You can mute with your right hand on the guitar (using the heel of the palm), but this produces a different effect than left-hand muting. In right-hand muting, you still hear the sound of the fretted string, but in a subdued way. You don’t use right-hand muting to stop the sound completely, as you do in a left-hand mute; you just want to suppress the string from ringing freely.

Like left-hand muting, right-hand muting keeps your tone from experiencing runaway ring-out, but additionally it provides an almost murky, smoldering sound to the notes, which can be quite useful for dramatic effect. You sometimes hear this technique referred to as chugging.

You perform a right-hand mute by anchoring the heel of your right hand on the strings just above the bridge. Don’t place your hand too far forward or you’ll completely deaden the strings. Do it just enough so that the strings are dampened (damping is a term which means to externally stop a string from ringing) slightly, but still ring through. Keep it there through the duration of the strum.

If a palm mute (as right-hand muting is known) de-emphasizes a string strike, then its evil twin, the accent, draws attention to a string strike. An accent is easy to execute: Just strike the string or strings harder than usual, and lift your right hand palm from the strings as you do, to allow the strings to ring free.

The result is that the accented strum stands out above all the rest. An accent is indicated with a ` just above or below the note head.

Palm mutes are much easier to perform if only one or two of the strings are struck, due to the restricted movement of the right hand caused by anchoring it to the strings’ surface above the bridge. This is a rhythm figure where you strike only the lowest note of the chord on the palm mutes, and the upper strings on the accents.

Strike only the lowest note of the chord when a P.M. (palm mute) appears. Play this progression using all downstrokes to add intensity.

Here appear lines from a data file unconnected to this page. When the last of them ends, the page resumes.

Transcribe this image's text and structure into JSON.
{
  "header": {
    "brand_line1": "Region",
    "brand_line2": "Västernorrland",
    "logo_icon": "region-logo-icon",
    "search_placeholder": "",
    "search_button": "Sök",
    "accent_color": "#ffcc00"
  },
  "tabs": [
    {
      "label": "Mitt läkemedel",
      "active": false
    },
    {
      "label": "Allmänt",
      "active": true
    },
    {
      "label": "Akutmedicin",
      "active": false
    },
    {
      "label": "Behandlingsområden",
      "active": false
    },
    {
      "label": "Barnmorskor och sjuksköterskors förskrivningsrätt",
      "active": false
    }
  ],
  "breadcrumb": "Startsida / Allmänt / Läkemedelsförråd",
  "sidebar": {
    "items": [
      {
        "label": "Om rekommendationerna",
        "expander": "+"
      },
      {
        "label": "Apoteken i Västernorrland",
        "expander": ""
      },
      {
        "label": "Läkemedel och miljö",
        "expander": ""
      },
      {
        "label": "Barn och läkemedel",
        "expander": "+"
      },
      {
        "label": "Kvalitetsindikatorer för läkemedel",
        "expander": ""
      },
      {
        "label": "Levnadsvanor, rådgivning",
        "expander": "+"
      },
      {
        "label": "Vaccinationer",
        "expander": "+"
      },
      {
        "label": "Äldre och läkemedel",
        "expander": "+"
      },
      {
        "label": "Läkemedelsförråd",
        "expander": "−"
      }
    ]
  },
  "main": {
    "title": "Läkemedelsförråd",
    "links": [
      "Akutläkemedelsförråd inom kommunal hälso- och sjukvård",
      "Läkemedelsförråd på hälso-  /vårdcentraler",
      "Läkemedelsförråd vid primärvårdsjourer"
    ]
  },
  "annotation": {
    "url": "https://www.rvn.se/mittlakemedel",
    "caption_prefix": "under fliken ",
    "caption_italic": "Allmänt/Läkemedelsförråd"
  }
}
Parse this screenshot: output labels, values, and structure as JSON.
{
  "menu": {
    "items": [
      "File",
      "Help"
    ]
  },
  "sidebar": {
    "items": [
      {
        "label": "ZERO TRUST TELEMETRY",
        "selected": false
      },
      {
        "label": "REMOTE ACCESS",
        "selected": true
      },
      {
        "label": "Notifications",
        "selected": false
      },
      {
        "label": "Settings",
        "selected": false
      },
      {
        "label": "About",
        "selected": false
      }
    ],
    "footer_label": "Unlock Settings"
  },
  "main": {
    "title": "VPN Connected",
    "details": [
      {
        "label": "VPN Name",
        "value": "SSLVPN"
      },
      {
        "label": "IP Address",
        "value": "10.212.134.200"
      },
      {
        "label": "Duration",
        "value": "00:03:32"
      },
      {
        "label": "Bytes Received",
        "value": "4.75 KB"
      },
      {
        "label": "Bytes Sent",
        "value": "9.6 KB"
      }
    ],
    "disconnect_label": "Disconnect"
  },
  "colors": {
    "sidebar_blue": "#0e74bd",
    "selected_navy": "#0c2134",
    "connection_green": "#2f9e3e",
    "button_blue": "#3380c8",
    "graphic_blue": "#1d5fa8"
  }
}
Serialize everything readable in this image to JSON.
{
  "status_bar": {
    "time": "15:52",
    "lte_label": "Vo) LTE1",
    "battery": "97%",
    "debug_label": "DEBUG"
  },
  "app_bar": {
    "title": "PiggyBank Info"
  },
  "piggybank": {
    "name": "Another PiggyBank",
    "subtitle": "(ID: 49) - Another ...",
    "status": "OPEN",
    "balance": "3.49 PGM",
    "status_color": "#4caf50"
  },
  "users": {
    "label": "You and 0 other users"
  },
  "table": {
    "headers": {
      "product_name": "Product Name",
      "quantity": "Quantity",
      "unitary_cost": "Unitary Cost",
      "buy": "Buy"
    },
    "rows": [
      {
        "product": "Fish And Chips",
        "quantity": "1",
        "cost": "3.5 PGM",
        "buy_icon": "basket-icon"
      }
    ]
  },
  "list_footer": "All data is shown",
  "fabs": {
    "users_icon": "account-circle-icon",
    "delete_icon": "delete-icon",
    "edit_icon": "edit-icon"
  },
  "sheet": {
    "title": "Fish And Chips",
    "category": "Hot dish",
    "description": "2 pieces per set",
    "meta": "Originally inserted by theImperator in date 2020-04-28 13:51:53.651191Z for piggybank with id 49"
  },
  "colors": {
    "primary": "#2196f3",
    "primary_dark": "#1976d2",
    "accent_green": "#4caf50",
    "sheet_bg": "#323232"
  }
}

The interplay between the palm-muted notes and the accented chords creates a sound that makes it seem like two instruments playing.